City leaders last summer initially took steps toward restoring the almost 80-year-old building to its former glory by determining it a blight. That meant the council could take the necessary steps to acquire it.

Since then, it got two appraisals, and by law has to go with the higher number, which was $189,000, when making an offer.

Kasraei, however, will get only $134,000, since he owes $55,000 in back taxes and repair work the city performed on the property, city spokesman Jesse Mayshark said.

He paid $117,700 for 2.2 acre piece of property in 2008 in an auction. It was vacated in 1991.

The city, once it’s in possession of the historic building, will seek proposals from developers to renovate the property and determine its best use.

Tuesday, February 17, 2015

Power back on for 'substantial amount of customers' by midnight Wednesday

Scene from Southwest Knoxville
Some 13,000 Knox County residents are still without power as of 11:15 a.m. because of the ice storm that swept through the area, but KUB officials say they expect to have a “substantial amount of customers” back on by midnight Wednesday.

During a 15 minute news conference, Gabriel Bolas, an incident commander with the utility company, said KUB has 60 crews working rotating 16-hour shifts, but it’s taking some time to navigate many of the roads to get to the downed lines.

He said the company’s call centers also are fully staffed, but the payment centers are closed, so no one will be cut off due to a non-payment.

He noted that officials were looking at a “multi-day event” before everyone is back online and that at the peak, some 21,000 customers were without power.

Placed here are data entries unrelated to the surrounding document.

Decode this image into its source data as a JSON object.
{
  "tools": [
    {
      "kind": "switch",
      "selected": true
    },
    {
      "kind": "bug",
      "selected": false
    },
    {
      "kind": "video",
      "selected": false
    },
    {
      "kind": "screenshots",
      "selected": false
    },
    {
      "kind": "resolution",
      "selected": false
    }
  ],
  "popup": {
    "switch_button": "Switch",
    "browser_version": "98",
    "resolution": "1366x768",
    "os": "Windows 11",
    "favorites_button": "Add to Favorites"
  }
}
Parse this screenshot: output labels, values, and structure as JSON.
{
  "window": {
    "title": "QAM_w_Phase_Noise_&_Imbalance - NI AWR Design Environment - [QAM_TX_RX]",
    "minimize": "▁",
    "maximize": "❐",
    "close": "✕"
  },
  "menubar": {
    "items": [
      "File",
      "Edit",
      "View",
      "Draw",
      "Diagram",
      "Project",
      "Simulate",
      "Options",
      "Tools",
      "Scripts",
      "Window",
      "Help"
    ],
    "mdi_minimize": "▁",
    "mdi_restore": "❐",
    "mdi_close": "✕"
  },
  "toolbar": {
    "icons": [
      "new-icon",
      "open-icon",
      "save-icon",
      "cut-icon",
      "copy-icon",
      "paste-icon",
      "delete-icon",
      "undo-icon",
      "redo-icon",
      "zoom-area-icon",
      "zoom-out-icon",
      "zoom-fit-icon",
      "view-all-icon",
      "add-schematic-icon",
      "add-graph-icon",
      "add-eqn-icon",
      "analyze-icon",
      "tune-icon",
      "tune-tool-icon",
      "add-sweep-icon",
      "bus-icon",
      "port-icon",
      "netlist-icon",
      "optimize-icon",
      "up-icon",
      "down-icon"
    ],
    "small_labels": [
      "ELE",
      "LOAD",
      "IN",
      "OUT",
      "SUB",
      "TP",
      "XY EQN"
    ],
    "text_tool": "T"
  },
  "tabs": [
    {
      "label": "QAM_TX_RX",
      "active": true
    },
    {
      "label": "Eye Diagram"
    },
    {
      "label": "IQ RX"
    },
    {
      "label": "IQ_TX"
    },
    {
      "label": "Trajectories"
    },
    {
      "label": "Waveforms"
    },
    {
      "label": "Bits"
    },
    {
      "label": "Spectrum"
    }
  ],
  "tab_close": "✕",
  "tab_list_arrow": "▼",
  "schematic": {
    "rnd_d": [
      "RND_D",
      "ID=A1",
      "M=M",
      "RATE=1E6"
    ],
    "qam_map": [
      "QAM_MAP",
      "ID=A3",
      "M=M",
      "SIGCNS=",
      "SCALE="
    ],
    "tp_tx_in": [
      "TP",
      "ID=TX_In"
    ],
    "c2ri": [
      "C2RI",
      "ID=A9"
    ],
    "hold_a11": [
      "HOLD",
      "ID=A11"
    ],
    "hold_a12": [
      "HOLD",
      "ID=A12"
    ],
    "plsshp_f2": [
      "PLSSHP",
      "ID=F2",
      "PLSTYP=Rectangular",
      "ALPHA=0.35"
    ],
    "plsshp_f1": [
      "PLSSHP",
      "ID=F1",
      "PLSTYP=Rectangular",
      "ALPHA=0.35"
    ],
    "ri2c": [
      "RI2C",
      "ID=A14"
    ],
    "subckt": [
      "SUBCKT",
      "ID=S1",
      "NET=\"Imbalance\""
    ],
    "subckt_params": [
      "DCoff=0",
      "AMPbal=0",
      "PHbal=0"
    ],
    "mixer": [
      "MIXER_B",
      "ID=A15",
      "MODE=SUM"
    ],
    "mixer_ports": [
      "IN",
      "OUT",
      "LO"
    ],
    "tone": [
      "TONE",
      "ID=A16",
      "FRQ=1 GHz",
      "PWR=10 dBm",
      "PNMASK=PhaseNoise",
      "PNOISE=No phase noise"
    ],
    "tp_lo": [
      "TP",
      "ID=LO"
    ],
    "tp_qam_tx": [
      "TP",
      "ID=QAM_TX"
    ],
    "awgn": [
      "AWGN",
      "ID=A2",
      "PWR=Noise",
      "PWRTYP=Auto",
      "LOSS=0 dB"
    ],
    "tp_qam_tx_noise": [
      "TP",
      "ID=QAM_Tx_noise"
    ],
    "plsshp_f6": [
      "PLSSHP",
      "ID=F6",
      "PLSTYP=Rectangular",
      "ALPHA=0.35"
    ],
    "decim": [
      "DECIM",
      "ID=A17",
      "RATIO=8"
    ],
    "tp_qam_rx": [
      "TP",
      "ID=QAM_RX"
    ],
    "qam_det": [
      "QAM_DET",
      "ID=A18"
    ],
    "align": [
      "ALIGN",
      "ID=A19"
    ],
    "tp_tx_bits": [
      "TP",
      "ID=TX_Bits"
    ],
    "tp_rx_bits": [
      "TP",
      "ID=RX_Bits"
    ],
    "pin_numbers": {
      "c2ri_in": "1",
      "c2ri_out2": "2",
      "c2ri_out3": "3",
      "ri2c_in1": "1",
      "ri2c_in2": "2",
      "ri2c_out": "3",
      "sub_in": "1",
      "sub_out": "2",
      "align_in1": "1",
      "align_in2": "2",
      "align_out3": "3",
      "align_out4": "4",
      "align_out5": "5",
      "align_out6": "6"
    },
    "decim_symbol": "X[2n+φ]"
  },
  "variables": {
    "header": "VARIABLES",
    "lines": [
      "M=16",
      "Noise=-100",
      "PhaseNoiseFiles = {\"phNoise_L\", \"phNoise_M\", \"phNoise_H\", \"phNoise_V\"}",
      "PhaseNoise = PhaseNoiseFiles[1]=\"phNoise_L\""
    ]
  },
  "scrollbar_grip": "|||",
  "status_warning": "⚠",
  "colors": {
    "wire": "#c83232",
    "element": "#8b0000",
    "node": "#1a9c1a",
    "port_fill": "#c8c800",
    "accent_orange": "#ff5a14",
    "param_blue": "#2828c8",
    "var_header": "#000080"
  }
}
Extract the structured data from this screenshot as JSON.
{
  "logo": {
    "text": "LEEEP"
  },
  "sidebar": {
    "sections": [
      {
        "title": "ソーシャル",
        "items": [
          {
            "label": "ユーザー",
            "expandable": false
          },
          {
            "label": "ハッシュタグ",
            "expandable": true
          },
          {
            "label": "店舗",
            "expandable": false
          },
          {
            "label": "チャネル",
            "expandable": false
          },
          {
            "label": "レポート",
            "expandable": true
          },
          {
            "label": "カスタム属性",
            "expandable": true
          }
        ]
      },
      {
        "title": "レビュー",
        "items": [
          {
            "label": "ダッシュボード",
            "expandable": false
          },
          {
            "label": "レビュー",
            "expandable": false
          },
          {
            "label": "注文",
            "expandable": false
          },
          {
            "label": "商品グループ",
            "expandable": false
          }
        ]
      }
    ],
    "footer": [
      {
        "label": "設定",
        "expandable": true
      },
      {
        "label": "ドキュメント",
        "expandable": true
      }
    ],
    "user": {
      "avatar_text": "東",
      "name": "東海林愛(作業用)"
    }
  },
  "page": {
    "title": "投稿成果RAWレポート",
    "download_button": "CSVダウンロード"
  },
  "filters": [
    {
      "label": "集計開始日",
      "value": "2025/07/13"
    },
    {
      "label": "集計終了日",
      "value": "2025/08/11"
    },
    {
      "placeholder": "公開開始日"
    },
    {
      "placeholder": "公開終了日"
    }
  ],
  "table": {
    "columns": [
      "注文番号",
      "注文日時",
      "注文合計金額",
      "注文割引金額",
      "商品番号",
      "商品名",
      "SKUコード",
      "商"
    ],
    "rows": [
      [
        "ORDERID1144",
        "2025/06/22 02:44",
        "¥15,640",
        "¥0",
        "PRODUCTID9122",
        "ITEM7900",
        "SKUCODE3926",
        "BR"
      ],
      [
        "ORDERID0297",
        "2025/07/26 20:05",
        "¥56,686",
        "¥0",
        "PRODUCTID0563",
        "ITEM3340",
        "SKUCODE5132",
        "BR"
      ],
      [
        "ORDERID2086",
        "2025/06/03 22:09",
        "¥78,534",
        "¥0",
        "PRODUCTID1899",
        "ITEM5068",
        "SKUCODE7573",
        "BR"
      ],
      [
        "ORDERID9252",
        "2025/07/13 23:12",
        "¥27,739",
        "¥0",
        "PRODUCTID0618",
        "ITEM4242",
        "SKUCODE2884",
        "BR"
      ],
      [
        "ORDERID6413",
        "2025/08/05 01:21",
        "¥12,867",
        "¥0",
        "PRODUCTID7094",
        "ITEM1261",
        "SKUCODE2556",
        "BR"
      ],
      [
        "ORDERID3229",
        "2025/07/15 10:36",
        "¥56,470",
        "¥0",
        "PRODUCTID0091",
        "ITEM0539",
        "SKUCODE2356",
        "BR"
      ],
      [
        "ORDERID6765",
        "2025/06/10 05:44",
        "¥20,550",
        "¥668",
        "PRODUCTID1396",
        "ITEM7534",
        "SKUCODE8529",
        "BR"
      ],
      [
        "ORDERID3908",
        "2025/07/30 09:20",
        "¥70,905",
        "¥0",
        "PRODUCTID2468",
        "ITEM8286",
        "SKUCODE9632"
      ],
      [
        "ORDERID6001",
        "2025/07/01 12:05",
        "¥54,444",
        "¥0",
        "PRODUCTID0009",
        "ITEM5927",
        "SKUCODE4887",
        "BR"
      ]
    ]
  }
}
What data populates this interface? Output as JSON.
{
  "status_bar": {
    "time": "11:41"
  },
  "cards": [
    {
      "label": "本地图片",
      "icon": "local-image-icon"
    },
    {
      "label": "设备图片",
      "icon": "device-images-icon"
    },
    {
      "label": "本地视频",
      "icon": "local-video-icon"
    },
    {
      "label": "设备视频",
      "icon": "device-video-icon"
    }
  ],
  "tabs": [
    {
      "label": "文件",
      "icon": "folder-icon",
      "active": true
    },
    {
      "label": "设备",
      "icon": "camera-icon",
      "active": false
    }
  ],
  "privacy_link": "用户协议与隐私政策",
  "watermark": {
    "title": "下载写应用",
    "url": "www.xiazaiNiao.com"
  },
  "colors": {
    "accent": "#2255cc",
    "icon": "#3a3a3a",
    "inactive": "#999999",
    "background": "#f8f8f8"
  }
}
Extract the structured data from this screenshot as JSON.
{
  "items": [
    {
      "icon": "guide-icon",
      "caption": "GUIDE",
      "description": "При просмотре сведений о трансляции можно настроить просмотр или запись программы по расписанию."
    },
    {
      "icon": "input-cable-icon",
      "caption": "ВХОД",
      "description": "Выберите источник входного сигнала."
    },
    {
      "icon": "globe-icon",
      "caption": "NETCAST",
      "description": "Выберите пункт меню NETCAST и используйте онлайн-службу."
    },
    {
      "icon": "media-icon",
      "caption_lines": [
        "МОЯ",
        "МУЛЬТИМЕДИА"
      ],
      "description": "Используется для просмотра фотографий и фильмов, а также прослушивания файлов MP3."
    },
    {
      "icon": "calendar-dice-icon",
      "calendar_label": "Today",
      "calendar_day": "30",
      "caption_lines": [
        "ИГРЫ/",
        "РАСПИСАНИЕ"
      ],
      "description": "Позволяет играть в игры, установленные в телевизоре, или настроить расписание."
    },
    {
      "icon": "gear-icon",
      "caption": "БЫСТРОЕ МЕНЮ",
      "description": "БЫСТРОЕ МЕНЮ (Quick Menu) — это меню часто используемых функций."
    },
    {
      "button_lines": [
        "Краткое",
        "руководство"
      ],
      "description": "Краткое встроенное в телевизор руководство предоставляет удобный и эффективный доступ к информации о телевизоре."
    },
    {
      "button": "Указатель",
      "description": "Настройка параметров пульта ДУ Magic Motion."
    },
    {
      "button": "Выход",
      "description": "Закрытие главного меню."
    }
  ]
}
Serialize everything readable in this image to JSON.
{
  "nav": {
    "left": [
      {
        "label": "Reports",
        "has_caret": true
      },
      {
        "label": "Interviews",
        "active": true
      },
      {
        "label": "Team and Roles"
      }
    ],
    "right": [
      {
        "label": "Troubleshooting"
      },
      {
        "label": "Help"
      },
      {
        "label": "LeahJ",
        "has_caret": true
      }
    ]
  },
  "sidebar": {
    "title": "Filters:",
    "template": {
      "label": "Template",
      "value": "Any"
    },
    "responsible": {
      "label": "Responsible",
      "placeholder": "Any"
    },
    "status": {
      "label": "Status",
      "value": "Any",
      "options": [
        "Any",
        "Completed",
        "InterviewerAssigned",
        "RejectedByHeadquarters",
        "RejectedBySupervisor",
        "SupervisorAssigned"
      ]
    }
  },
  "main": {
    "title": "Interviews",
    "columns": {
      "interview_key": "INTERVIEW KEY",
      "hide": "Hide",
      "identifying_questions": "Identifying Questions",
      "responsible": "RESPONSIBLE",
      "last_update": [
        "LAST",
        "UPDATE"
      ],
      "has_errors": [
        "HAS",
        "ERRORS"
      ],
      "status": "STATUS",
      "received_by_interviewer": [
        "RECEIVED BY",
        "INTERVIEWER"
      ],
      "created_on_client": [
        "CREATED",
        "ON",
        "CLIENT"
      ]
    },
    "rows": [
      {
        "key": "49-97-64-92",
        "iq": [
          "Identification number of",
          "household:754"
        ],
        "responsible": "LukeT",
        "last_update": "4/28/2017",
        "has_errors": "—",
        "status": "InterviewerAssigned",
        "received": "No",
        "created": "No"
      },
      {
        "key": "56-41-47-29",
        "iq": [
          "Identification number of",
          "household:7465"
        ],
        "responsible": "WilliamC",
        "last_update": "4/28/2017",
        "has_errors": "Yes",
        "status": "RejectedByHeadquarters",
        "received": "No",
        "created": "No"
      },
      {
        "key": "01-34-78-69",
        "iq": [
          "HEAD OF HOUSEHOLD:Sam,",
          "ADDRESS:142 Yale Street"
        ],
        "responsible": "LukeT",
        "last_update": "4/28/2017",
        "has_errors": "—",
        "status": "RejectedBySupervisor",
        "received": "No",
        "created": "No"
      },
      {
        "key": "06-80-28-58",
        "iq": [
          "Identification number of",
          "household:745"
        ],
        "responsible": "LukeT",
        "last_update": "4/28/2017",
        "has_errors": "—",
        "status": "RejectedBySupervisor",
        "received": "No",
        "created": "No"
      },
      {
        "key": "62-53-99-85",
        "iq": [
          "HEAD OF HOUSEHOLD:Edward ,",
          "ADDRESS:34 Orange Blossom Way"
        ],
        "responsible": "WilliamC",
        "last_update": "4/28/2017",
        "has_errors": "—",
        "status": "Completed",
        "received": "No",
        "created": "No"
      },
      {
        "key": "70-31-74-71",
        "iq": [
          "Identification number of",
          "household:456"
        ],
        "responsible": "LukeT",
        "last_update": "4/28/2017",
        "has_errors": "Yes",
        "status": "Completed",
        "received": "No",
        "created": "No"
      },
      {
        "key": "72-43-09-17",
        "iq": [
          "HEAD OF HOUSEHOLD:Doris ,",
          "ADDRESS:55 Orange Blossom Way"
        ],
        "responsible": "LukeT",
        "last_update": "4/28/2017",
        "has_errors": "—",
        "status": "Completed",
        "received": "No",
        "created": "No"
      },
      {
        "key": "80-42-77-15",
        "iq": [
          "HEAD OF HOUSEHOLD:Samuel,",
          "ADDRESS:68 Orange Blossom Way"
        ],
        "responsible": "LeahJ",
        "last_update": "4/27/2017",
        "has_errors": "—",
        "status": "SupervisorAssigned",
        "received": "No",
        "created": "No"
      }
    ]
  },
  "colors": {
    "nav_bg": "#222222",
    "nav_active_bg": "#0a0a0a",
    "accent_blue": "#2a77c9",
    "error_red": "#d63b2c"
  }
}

He said crews focused first on critical care facilities, which they’ve taken care of, and then mix in the areas with the largest outages and those that have been shut down the longest.

“Damage has been pretty significant,” Bolas said. “So far, we’re getting around OK, but it’s slower than normal.”

Bill Elmore, chief operating officer for KUB, said customers so far have been “appreciative” and “appear to be understanding.”

“The fact that it hit early yesterday morning and continued into the night meant the restoration effort was an ongoing one, and as we were restoring power, additional outages were occurring,” he said.

KUB also is working closely with the city, county and state Department of Transportation.

Full Story RIGHT HERE.

Monday, February 16, 2015

Knox Co. schools, government closed Tuesday due to inclement weather

The Knox County Commission Office will be closed tomorrow and the board's regularly scheduled work sessions has been postponed. (It will be rescheduled as soon as possible, according to the board's Twitter account.)

In addition, Schools Superintendent Jim McIntyre has canceled school due to inclement weather.

Per county policy, since schools are canceled, so too, are courts.

The regular KCS school calendar has 10 "snow days" built into it that officials can use before having to add more days to the school year.

Earlier this year, school was delayed for two hours because of weather, but the delay doesn't affect the school calendar.

Also, the Knox County Sheriff's Office on its Facebook page said authorities are responding only to life and death emergencies, so don't do anything stupid.

Here's a list of what else is shut down for tomorrow:
  • Offices reporting directly to the Knox County Mayor, including Knox County Senior Centers, Libraries, Health Department, Veteran Services and Parks & Recreation.
  • Office of Knox County Clerk, including all satellite offices.
  • Knox County Criminal Clerk's Office and Criminal Sessions and Fourth Circuit Courts.
  • Knox County Circuit Court Clerk's office, including Civil Sessions Court and Circuit Court.
  • Knox County Trustee's Office, including all satellite offices.
  • Knox County Elections Commission.
  • Knox County Register of Deed's Office
  • Knox County Property Assessor's Office
  • All solid waste convenience centers